Continue reading Learning the Knots
I’ve mostly avoided news coverage of Steubenville because such tragedies sicken me on many levels, especially the way everyone involved is smeared with dirt by some news reporter or blogger.
Events like this should make us ask, “Why does almost every kid’s parent hope to raise a star player?”
How can this be healthy for growing boys or girls? We always hear about how sports teach ethical lessons beyond the mere rules of the game. But here’s the object lesson of sports teaching “win at all costs,” and “to the victors belong the spoils.”
Scouting has its shortcomings (and there is hope they’re being addressed) but it’s more than badges. The good troops (and there are lots of them out there) lead by example, give the kids a lot of non-sexually-themed things to do, and explicitly promote honesty, courtesy, and courage.
Continue reading Scouting and Stubenville
Last week we filled out surveys from the Boy Scouts of America about proposed “membership standards” changes that would lift the official ban on gay scouts and adults. With my active volunteer work in scouting and my gay daughter and daughter-in-law, I’m in the middle of it. Towelroad (self-described as “a site with homosexual tendencies”) has posted an accurate copy of the questions I was asked, more or less (the scenarios were renumbered). Towelroad doesn’t comment on the survey, but lets it speak for itself.
[Update 3/19/13 – Slate published a piece claiming that the survey is biased towards changing the policy. The Dallas Voice, a GLBT publication, has also published a copy of the survey.]
And yes, the survey may be the epitome of political incorrectness. But this is what change looks like if you’re going to carry on conversations instead of just shouting at each other.
Continue reading What change might look like
Centers for Disease Control – Atlanta, GA
July 22, 2012; 13:41EDT
UPDATE JULY 2012: Small animals manifesting “Zombie like” characteristics are rumored to have been sighted in the Upper Midwest, and appear to be slowly spreading throughout the Illinois and Iowa, mainly centering on river areas. No people have been impacted by this situation. US Health Officials have been capturing sick looking animals and, other than an occasional infection, nothing in particular has been noted.
Continue reading Alert for the Fall Eagle River Camporee
I was at the Northern Star Council’s annual meeting today. The PR firm that produced the annual report constructed a Scout’s photo entirely of merit badges. They also produced a Facebook app that converts one’s own photo into a merit badge mosaic:
Continue reading Badgetization
This is an arcane bit of trivia from the Scouting movement. Traditional scouting groups like packs, patrols, crews, posts, and so on, are chartered through a community organization that is already involved in education and service to youth.
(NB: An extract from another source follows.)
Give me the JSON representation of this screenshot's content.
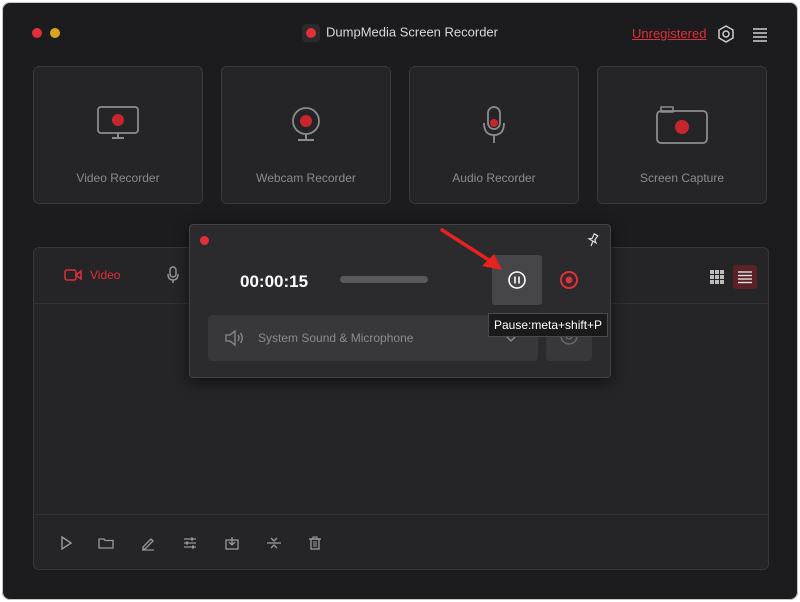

This approach arose in England when LTG Robert Baden-Powell collaborated with others to establish an organized scouting movement.
The scouting group renews its charter every year here in the US, and the local Boy Scout council issues a charter to the sponsoring community organization, called the charterd organization.
The local commissioner is a volunteer who visits individual scouting groups on behalf of the local council. Commissioners are usually organized into districts and communities, and take care of packs, troops, crews, etc., in their own neighborhoods. Charter renewal gives the commissioner an annual opportunity to meet with a chartered organization’s leadership, report on the benefits produced by their scouting units, and thank them for their sponsorship.
So, here are my thoughts on how to present a charter.
Continue reading Charter Presentations for Scouting Units